== Segment start ==

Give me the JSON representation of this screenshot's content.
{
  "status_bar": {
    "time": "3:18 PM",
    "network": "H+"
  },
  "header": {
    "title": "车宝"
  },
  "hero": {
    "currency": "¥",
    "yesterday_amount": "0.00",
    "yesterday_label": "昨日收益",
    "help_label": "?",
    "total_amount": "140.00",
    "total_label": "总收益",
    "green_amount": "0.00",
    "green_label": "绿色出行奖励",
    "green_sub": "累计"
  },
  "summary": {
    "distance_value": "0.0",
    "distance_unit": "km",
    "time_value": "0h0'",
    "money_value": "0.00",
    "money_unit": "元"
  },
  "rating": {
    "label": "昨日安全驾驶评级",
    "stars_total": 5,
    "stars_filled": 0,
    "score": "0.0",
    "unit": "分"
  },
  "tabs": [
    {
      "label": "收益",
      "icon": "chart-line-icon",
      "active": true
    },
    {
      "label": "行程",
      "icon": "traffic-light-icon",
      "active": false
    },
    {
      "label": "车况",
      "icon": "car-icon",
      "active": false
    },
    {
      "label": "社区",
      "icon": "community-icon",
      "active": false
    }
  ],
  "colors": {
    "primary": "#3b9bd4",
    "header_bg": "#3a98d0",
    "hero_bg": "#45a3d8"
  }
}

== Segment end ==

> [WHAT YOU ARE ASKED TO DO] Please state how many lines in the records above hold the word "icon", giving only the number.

> [TASK ANSWER] 4